Flexibility is the new stability. – Logan Green
The hip joint is actually a mobile joint but I thought this quote was so inspiring. The more flexible a person is the more aware they are of their body movement, thus, reducing the likelihood of injury. When looking at the kinetic chain, the hip is the second mobile joint from the ground and is responsible for joining the lower extremities to the rest of your body. In the ankle flexibility article, I discussed maybe having tight hip flexors is due to tight ankles. The kinetic chain is exactly that, a chain of joints alternating between mobility and stability to create a perfect environment for movement.
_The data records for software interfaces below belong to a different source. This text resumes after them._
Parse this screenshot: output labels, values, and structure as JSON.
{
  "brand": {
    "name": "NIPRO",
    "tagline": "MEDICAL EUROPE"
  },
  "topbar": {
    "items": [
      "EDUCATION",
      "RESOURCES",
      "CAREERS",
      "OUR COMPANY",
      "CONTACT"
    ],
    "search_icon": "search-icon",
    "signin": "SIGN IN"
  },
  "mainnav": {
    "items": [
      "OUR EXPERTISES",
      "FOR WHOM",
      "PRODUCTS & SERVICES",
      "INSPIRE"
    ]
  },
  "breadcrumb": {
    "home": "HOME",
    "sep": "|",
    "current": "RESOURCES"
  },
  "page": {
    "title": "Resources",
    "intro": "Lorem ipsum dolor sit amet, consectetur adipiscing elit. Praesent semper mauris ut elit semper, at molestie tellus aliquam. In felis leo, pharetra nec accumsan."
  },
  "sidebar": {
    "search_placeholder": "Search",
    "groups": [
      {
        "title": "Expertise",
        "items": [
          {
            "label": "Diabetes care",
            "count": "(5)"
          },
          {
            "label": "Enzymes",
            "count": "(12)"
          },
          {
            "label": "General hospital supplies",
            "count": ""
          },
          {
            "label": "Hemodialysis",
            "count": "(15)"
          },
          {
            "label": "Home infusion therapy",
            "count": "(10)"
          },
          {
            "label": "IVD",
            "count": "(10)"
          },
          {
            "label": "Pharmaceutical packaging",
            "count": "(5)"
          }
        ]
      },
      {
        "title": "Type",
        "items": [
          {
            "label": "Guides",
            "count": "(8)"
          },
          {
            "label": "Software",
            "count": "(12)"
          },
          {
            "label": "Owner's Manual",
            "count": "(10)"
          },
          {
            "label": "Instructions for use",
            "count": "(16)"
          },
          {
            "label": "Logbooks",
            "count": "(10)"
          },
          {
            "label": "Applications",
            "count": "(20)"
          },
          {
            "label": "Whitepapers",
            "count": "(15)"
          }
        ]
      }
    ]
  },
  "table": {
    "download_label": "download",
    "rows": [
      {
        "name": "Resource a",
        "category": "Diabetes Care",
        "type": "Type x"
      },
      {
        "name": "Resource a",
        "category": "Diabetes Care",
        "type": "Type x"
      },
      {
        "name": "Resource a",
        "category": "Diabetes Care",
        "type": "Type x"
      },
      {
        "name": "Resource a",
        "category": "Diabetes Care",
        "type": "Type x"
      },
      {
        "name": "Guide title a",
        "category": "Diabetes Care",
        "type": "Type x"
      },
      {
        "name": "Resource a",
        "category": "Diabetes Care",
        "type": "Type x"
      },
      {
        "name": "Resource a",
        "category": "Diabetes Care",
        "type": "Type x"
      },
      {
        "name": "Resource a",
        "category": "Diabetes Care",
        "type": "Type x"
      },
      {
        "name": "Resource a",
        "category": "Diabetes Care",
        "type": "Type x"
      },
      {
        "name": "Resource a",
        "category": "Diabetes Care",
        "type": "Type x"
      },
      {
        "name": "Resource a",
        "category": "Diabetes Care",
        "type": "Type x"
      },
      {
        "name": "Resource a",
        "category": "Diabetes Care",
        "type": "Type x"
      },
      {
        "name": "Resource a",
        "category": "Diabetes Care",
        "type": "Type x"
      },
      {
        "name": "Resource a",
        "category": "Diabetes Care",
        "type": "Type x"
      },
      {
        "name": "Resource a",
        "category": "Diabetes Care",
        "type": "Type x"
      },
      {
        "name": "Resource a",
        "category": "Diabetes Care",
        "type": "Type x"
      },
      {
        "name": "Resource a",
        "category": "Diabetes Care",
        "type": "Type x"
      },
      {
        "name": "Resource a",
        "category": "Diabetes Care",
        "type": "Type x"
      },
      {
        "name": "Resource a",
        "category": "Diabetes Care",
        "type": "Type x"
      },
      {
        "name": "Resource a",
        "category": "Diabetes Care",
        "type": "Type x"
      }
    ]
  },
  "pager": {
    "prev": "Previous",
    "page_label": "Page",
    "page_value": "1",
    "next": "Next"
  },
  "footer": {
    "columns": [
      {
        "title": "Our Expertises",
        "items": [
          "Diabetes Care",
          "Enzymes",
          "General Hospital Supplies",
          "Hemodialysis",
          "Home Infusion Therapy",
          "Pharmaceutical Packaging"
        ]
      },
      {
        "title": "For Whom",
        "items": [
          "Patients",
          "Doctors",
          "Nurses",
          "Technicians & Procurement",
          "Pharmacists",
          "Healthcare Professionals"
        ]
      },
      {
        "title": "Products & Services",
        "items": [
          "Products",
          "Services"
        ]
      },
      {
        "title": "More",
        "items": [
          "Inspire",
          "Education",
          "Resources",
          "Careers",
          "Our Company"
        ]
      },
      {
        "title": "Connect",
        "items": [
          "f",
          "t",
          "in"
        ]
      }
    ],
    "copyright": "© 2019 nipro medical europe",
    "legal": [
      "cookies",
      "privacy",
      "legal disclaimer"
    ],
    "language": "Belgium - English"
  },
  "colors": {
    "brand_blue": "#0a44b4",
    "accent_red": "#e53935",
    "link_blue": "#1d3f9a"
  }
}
The hip is a ball-and-socket joint created by the femur with the hip bone and allows a great range of motion. Mobility of this joint is only possible by an incredible number of structures. Muscles originate as high as the lumbar spine and have insertions as low as the tibia (the lower part of the leg).
Above is a diagram of the muscles associated with hip flexion, extension, lateral rotation and medial rotation. It can be overwhelming but have no fear, that’s why I’m here. This is to illustrate how intricate this joint is. The anterior and posterior muscles are listed below. Please note that these are not the only muscles associated with hip extention, rotation or flexion.
The anterior hip muscles include: the iliacus, psoas major and minor muscles
The posterior hip muscles include: the tensor fasciae latae, gluteus muscles, the piriformis, and quadratus femoris.
One test will test flexibility of the posterior muscles of the leg (glutes, hamstrings and calves). Slightly bend the knees, bend from the hips. While keeping a neutral spine, reach for the floor and really focus on not curving your back. If you find your spine not parallel with the floor, you may have some tight muscles on the posterior side of your leg.
Another test is the squat test. The squat test will not only reveal if you have tight hips but may also let you know how flexible your ankles are. Perform an air squat, keep the spine neutral and continue until the femur is parallel with the floor. If the heels come off the floor this indicates weak ankle flexibility. If the back rounds out, this indicates weak muscles associated with the hip complex.
The last test that you can perform will also test for tightness in the hip. Position yourself on the ground and bring one knee to your chest, if the opposite leg lifts up you may have tight hips. Perform on both legs.
Improving Hip Flexibility
- Butterfly Stretch - Sit with your legs in a butterfly position. With a neutral spine, bend at the hips and move your core towards your feet. Do not round your back. Hold for 30 seconds, release, breathe and repeat 2-3 times.
- Sit on the ground with legs bent and feet flat on the ground. Place one ankle over the opposite knee, lean forward and hold for 30 seconds, release, breathe and repeat.
- Lizard Pose - Position yourself with one leg forward and the opposite leg behind your body. The front leg should be in a 90 degree angle with the back leg stretched out into extension. The knee can be resting on the ground or for a better stretch left it and hold. Remember to lengthen the core and do not round out the back. This stretch will really open up your hip flexors!
I often hear of people struggling with hip flexor problems. Our lifestyles demand for most of us to be sitting or stagnant for long periods of time, working on a computer, sitting in a classroom or even relaxing during a three day Netflix binge. Ok, maybe that was a bit dramatic but you understand where I am going with this. After not activating a muscle for such a long period of time and then demanding that it bear most of our weight can be stressful on a muscle. Stretching and improving flexibility will reduce the risk of injury. Injury to such an important joint can create more weaknesses or even muscle imbalances throughout your body by favoring one side. Be sure to stretch and stay stable and strong throughout your kinetic chain.
Prentice, William E. Principles of Athletic Training. McGraw-Hill, 2014
MACKENZIE, B. (2007) Static Flexibility Test - Hip and Trunk [WWW] Available from: https://www.brianmac.co.uk/flextest1.htm [Accessed 16/12/2016]
DuVall, Jeremy. "3 Flexibility Tests For Runners." Competitor.com. Running.Competitior, 04 Feb. 2015. Web. 17 Dec. 2016.
Jones, Oliver. "The Hip Joint." TeachMeAnatomy. Teachmeanatomy.info, 15 Nov. 2016. Web. 17 Dec. 2016.